• Exercise brief: Search for the word "corr" in the entries. Each line that holds it should be copied.
[Start of section]
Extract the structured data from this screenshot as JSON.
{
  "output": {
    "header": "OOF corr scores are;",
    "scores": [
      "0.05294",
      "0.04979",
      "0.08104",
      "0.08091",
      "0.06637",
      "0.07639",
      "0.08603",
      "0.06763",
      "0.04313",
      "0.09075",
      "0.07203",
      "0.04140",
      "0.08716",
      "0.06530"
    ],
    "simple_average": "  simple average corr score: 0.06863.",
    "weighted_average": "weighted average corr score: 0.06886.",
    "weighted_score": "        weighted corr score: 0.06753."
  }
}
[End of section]
• Solved problem:
    "header": "OOF corr scores are;",
    "simple_average": "  simple average corr score: 0.06863.",
    "weighted_average": "weighted average corr score: 0.06886.",
    "weighted_score": "        weighted corr score: 0.06753."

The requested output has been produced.